Record extracts
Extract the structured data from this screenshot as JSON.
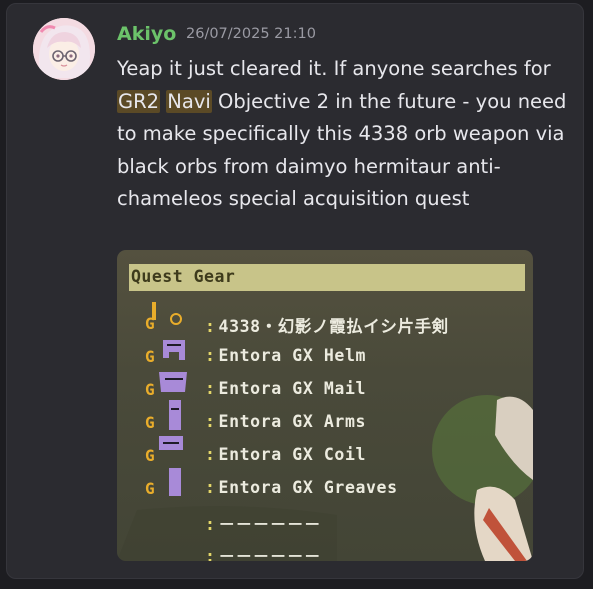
{
  "message": {
    "author": "Akiyo",
    "timestamp": "26/07/2025 21:10",
    "text_before": "Yeap it just cleared it. If anyone searches for ",
    "tag1": "GR2",
    "tag2": "Navi",
    "text_after": " Objective 2 in the future - you need to make specifically this 4338 orb weapon via black orbs from daimyo hermitaur anti-chameleos special acquisition quest"
  },
  "attachment": {
    "header": "Quest Gear",
    "items": [
      "4338・幻影ノ霞払イシ片手剣",
      "Entora GX Helm",
      "Entora GX Mail",
      "Entora GX Arms",
      "Entora GX Coil",
      "Entora GX Greaves",
      "－－－－－－",
      "－－－－－－"
    ]
  }
}
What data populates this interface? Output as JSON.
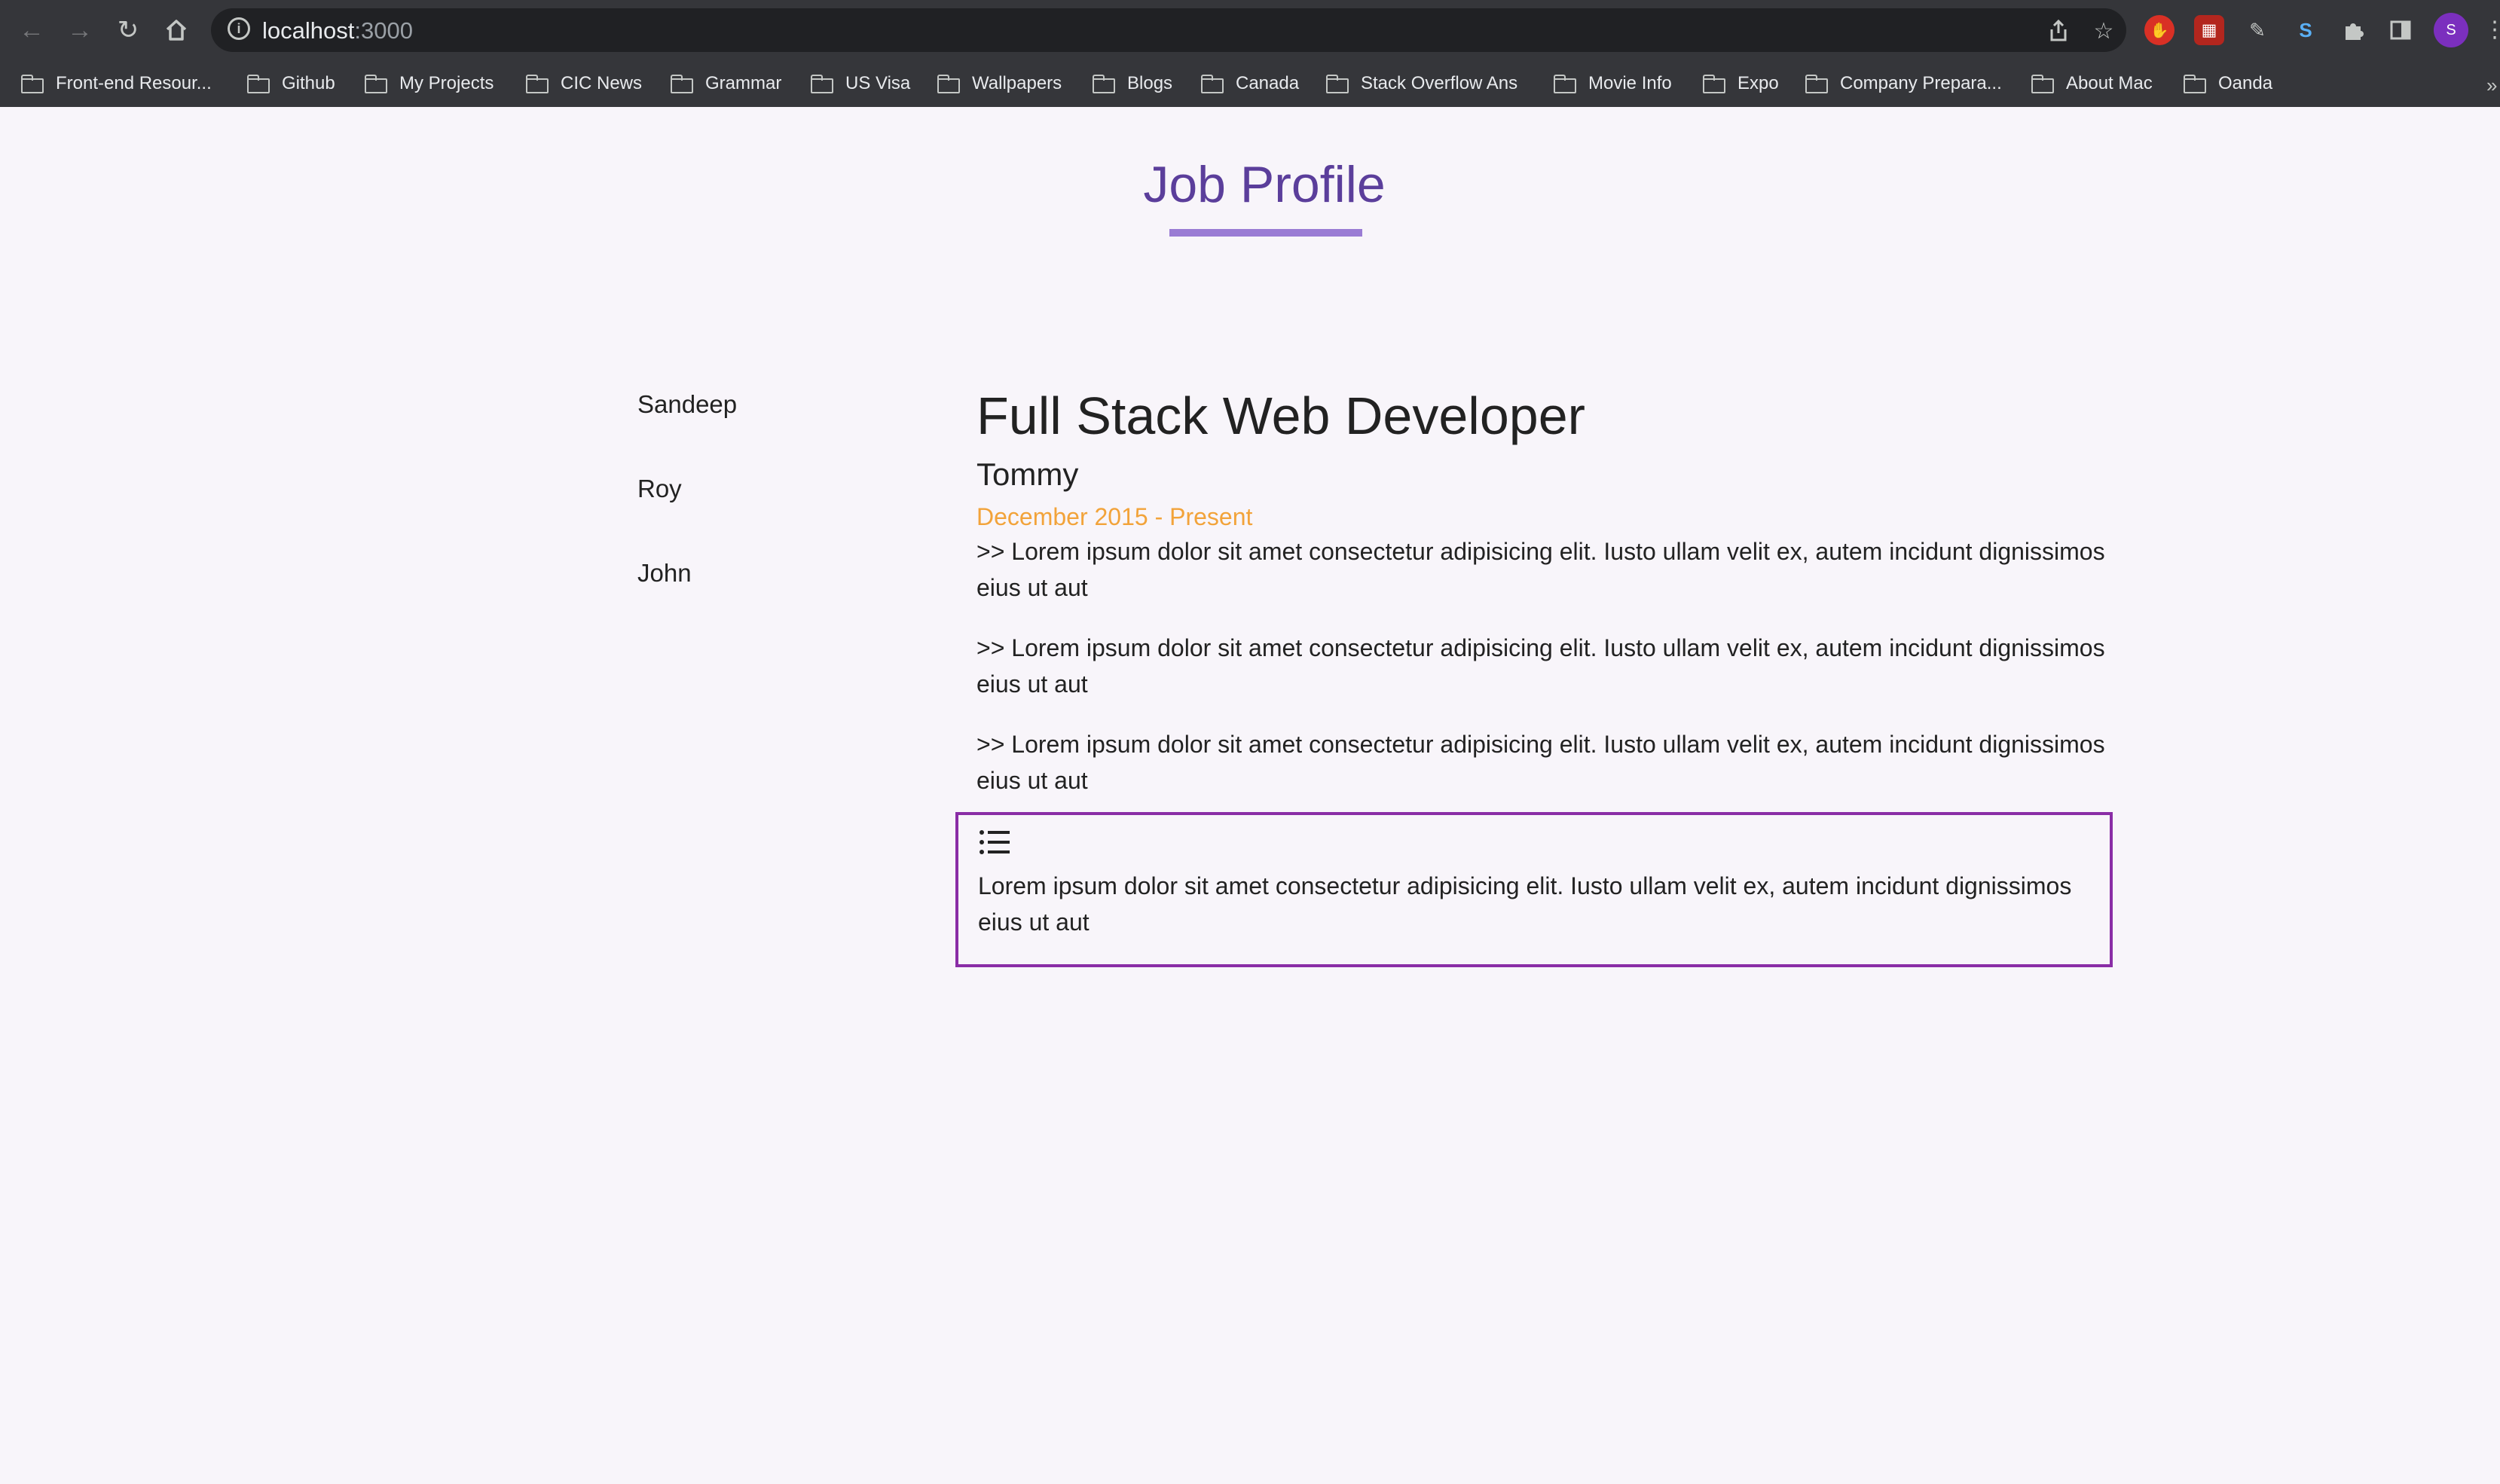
{
  "browser": {
    "url_host": "localhost",
    "url_port": ":3000",
    "bookmarks": [
      "Front-end Resour...",
      "Github",
      "My Projects",
      "CIC News",
      "Grammar",
      "US Visa",
      "Wallpapers",
      "Blogs",
      "Canada",
      "Stack Overflow Ans",
      "Movie Info",
      "Expo",
      "Company Prepara...",
      "About Mac",
      "Oanda"
    ],
    "bookmarks_overflow": "»",
    "avatar_initial": "S"
  },
  "page": {
    "title": "Job Profile",
    "people": [
      "Sandeep",
      "Roy",
      "John"
    ],
    "job": {
      "title": "Full Stack Web Developer",
      "company": "Tommy",
      "dates": "December 2015 - Present",
      "duties": [
        ">> Lorem ipsum dolor sit amet consectetur adipisicing elit. Iusto ullam velit ex, autem incidunt dignissimos eius ut aut",
        ">> Lorem ipsum dolor sit amet consectetur adipisicing elit. Iusto ullam velit ex, autem incidunt dignissimos eius ut aut",
        ">> Lorem ipsum dolor sit amet consectetur adipisicing elit. Iusto ullam velit ex, autem incidunt dignissimos eius ut aut"
      ],
      "highlighted_duty": "Lorem ipsum dolor sit amet consectetur adipisicing elit. Iusto ullam velit ex, autem incidunt dignissimos eius ut aut"
    }
  },
  "colors": {
    "title": "#5b3e9b",
    "underline": "#9a7cd4",
    "dates": "#f2a33a",
    "highlight_border": "#8a2da6",
    "page_bg": "#f8f5fa"
  },
  "icons": {
    "back": "arrow-left-icon",
    "forward": "arrow-right-icon",
    "reload": "reload-icon",
    "home": "home-icon",
    "share": "share-icon",
    "star": "star-icon",
    "extensions": "puzzle-icon",
    "side_panel": "side-panel-icon",
    "list": "list-icon"
  }
}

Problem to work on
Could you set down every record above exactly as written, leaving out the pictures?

Completed task
Extract the structured data from this screenshot as JSON.
{
  "message": {
    "author": "Akiyo",
    "timestamp": "26/07/2025 21:10",
    "text_before": "Yeap it just cleared it. If anyone searches for ",
    "tag1": "GR2",
    "tag2": "Navi",
    "text_after": " Objective 2 in the future - you need to make specifically this 4338 orb weapon via black orbs from daimyo hermitaur anti-chameleos special acquisition quest"
  },
  "attachment": {
    "header": "Quest Gear",
    "items": [
      "4338・幻影ノ霞払イシ片手剣",
      "Entora GX Helm",
      "Entora GX Mail",
      "Entora GX Arms",
      "Entora GX Coil",
      "Entora GX Greaves",
      "－－－－－－",
      "－－－－－－"
    ]
  }
}
What data populates this interface? Output as JSON.
{
  "browser": {
    "url_host": "localhost",
    "url_port": ":3000",
    "bookmarks": [
      "Front-end Resour...",
      "Github",
      "My Projects",
      "CIC News",
      "Grammar",
      "US Visa",
      "Wallpapers",
      "Blogs",
      "Canada",
      "Stack Overflow Ans",
      "Movie Info",
      "Expo",
      "Company Prepara...",
      "About Mac",
      "Oanda"
    ],
    "bookmarks_overflow": "»",
    "avatar_initial": "S"
  },
  "page": {
    "title": "Job Profile",
    "people": [
      "Sandeep",
      "Roy",
      "John"
    ],
    "job": {
      "title": "Full Stack Web Developer",
      "company": "Tommy",
      "dates": "December 2015 - Present",
      "duties": [
        ">> Lorem ipsum dolor sit amet consectetur adipisicing elit. Iusto ullam velit ex, autem incidunt dignissimos eius ut aut",
        ">> Lorem ipsum dolor sit amet consectetur adipisicing elit. Iusto ullam velit ex, autem incidunt dignissimos eius ut aut",
        ">> Lorem ipsum dolor sit amet consectetur adipisicing elit. Iusto ullam velit ex, autem incidunt dignissimos eius ut aut"
      ],
      "highlighted_duty": "Lorem ipsum dolor sit amet consectetur adipisicing elit. Iusto ullam velit ex, autem incidunt dignissimos eius ut aut"
    }
  },
  "colors": {
    "title": "#5b3e9b",
    "underline": "#9a7cd4",
    "dates": "#f2a33a",
    "highlight_border": "#8a2da6",
    "page_bg": "#f8f5fa"
  },
  "icons": {
    "back": "arrow-left-icon",
    "forward": "arrow-right-icon",
    "reload": "reload-icon",
    "home": "home-icon",
    "share": "share-icon",
    "star": "star-icon",
    "extensions": "puzzle-icon",
    "side_panel": "side-panel-icon",
    "list": "list-icon"
  }
}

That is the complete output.